August Cellars2003 Marechal Foch, Meadows Vineyard
August Cellars is a relatively new enterprise, which, much to their credit, is keeping the candle lit for Marechal Foch. Though now out of fashion in vinifera-minded Oregon, Foch has long been a good match for the Oregon climate and terroir, and those who think French-American hybrids can’t produce some wonderful wines will have to avoid Jim Schaad’s Foch to preserve their ignorance.
One doesn’t need to read the back label to find out that this inky wine was unfined and unfiltered, its opaque eggplant color – which extends right up to the edge of the glass – is a good indication of that. This appearance portends a big wine, which this very much is.
The first impression on the nose is classic Cabernet-like cassis and herbaceousness, but that is only the beginning of an aromatic profile with many layers, including blueberry, anise, and chocolate covered black cherry. A note of brett does not detract, but adds an appealing dimension of rusticity, which works well with oak levels that are perfectly harmonious with the fruit. All this stuffing is nicely framed by firm, but fine grape tannins and that telltale lively acidity of the Foch grape, which registers on every part of the palate. In fact, it is that typical Foch acidity that distinguishes this wine from most of the vinifera wines made in this muscular style.

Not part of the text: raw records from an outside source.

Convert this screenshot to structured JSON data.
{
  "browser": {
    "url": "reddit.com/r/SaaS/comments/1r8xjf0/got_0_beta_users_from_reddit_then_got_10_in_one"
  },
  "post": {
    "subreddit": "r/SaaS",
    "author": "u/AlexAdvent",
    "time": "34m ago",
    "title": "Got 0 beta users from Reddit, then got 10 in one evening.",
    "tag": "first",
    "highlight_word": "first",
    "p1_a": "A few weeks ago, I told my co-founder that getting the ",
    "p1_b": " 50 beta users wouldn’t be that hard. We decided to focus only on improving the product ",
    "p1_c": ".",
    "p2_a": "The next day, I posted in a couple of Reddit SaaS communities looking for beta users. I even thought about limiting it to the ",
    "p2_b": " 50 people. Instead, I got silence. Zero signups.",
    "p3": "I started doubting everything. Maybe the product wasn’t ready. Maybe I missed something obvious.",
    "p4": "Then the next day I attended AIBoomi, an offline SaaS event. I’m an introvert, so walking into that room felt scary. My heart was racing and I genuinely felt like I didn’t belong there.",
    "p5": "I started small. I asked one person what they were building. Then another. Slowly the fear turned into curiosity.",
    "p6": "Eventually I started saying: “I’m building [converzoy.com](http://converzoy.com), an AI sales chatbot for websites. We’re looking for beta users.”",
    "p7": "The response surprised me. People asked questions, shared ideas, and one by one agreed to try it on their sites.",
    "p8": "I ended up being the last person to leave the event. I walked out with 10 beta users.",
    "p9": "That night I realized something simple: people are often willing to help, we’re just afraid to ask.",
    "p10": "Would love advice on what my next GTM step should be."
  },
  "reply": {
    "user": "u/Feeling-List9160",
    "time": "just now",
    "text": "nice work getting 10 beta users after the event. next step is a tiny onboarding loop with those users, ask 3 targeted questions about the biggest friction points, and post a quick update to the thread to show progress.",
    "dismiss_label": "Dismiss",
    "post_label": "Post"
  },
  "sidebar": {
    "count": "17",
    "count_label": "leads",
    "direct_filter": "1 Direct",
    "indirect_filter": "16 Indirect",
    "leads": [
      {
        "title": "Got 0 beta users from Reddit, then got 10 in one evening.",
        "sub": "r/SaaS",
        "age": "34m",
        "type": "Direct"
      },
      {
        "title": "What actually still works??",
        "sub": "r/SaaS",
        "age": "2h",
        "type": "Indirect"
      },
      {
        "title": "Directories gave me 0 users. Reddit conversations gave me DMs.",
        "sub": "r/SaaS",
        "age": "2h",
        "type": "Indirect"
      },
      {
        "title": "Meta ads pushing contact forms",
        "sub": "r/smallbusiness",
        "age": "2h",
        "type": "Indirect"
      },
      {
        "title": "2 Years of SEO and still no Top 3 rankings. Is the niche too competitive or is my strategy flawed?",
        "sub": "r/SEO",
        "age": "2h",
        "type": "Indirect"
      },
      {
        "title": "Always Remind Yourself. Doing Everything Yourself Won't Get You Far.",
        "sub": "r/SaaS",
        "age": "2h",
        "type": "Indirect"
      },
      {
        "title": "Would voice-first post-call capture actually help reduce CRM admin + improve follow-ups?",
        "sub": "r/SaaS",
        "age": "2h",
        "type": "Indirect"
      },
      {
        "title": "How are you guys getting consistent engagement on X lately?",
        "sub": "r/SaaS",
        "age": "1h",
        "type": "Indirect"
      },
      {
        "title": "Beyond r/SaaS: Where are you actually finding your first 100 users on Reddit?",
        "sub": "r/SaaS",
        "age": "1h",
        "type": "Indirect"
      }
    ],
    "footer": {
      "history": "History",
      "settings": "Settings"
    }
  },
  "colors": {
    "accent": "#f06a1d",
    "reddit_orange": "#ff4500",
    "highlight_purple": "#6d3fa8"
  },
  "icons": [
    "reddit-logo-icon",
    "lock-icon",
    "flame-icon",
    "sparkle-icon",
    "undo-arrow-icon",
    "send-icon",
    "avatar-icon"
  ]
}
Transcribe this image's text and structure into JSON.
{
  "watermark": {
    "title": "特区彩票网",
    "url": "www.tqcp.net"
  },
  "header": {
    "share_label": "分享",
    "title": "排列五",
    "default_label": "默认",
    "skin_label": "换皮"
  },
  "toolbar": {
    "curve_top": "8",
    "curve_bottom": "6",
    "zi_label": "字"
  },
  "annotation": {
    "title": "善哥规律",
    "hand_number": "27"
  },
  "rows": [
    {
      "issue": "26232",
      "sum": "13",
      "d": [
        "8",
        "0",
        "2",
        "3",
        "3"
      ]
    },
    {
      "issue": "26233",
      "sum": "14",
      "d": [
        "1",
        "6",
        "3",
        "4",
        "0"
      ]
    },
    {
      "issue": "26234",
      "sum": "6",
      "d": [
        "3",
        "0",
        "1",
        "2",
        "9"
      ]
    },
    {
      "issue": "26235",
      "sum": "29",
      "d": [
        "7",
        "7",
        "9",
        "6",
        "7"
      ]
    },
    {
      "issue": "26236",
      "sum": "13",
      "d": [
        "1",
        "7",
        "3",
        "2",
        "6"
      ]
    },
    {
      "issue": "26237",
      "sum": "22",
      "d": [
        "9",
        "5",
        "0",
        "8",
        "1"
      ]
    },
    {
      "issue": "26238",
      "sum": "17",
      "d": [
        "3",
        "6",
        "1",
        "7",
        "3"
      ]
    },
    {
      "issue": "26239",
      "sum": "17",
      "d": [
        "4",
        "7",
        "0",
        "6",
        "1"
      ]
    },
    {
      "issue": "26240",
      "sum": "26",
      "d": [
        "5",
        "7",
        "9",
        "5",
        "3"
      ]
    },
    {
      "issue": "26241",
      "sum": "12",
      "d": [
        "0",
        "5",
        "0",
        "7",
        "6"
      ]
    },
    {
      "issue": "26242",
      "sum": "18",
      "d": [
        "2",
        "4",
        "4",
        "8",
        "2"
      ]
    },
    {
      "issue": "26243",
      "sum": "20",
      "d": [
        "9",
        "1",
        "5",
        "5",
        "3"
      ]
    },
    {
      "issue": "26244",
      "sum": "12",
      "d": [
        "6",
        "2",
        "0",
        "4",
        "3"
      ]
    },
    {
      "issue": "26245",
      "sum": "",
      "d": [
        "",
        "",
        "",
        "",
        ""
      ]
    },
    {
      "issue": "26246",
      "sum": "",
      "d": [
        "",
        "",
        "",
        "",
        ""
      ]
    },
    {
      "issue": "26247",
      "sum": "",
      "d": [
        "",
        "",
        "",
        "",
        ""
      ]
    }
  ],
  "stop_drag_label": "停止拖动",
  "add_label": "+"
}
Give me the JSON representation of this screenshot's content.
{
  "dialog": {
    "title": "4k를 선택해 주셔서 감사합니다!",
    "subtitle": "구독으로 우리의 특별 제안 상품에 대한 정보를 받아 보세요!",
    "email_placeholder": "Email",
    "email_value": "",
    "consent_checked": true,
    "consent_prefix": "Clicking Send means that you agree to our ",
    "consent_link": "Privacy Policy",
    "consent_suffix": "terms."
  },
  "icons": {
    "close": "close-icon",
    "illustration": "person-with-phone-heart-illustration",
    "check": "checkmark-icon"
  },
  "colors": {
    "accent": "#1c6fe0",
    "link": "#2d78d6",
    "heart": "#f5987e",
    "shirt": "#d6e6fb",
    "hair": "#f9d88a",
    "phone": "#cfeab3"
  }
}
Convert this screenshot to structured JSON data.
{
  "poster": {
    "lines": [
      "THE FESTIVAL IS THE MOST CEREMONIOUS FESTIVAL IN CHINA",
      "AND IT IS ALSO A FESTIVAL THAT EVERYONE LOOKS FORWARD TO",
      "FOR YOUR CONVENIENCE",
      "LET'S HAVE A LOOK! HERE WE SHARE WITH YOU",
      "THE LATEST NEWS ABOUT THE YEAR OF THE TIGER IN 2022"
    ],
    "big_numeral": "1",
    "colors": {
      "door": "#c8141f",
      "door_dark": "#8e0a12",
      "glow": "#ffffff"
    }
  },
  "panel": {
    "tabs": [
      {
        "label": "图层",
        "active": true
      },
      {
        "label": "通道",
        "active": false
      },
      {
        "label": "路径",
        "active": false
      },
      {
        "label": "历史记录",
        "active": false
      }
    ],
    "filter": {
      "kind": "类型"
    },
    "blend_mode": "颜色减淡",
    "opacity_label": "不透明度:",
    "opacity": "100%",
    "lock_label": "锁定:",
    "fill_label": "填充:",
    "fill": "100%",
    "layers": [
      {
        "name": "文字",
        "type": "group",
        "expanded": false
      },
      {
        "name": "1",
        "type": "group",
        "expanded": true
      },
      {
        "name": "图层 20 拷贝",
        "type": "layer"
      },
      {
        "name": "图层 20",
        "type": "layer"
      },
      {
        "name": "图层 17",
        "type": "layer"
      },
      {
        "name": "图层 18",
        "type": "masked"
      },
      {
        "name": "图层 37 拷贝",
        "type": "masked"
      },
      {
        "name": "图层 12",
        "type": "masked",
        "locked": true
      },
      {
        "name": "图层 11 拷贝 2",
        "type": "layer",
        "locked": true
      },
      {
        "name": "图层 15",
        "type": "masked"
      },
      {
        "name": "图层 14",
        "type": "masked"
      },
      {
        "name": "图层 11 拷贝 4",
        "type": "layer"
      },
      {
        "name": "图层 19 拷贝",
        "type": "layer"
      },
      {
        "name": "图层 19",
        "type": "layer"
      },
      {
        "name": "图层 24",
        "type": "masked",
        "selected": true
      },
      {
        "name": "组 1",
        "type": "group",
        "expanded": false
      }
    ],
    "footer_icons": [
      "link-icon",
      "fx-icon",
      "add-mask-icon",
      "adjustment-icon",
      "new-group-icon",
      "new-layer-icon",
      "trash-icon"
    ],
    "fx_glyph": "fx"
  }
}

This is not only the best Marechal Foch I’ve tasted in years, it was arguably the best red wine I tasted while touring Oregon last summer.
Reviewed March 27, 2008 by Roger Dial.
Under various hats (winegrower/maker/negotiant/writer) Roger Dial has been tasting wine professionally for 40 years. He regards varietal and regional diversity as the best virtues of wine, and is ever-suspicious of the quest (by producers and critics, alike) for “universal greatness”. His tasting regime is simple: Is the wine technically sound? Is it interesting? Warning: he’s a sucker for all aromatic varieties.